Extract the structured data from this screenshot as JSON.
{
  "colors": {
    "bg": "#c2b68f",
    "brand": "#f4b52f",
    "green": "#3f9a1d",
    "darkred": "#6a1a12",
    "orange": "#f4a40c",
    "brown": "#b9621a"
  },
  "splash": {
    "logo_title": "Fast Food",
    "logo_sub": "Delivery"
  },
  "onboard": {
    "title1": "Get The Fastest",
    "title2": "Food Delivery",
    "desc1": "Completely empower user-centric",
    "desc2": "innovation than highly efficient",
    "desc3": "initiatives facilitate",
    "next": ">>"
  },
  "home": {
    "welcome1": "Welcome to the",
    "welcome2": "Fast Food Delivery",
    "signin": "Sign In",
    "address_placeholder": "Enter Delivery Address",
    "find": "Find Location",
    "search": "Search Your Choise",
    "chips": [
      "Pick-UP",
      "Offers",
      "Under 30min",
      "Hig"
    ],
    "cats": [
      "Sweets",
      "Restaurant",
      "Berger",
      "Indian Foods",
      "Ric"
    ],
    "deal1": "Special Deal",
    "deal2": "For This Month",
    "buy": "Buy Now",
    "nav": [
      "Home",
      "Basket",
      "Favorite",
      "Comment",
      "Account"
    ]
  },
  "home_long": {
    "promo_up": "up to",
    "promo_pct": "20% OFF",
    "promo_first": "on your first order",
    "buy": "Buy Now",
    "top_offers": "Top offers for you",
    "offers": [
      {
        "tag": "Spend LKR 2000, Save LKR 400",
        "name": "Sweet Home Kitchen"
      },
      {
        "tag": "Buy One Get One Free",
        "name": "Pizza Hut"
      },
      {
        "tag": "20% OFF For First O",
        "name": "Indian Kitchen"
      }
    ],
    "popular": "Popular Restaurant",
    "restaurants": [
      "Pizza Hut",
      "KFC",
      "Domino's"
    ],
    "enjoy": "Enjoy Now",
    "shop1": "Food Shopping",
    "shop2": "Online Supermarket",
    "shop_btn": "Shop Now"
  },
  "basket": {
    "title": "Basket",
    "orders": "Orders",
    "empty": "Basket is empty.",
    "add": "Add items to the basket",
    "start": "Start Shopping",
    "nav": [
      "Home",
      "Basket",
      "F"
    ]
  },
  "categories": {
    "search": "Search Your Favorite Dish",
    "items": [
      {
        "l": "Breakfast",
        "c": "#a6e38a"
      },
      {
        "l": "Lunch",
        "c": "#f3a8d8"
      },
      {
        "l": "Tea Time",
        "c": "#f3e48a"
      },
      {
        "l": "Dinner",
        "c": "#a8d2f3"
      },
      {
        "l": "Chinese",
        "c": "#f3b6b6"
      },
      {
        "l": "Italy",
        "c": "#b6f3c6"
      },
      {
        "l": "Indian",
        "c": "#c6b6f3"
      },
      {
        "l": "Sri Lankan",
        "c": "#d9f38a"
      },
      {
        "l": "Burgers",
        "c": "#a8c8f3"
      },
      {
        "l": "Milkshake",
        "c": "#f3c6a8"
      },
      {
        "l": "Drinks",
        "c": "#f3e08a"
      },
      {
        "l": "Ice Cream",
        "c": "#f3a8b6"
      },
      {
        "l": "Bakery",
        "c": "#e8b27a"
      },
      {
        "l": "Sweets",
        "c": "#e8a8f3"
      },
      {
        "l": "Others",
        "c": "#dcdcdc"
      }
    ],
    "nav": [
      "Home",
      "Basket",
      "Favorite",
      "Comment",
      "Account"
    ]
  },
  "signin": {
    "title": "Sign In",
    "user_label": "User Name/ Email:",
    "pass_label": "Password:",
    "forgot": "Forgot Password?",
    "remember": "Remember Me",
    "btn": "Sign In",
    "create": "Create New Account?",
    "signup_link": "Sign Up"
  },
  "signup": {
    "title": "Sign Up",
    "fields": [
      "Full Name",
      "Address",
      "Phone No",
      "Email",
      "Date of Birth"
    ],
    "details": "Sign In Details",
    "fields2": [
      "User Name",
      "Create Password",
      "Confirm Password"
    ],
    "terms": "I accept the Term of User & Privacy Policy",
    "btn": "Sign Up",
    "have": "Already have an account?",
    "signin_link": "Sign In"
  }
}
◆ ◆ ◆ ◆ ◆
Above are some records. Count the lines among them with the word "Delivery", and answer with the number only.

**WRITTEN SOLUTION**
4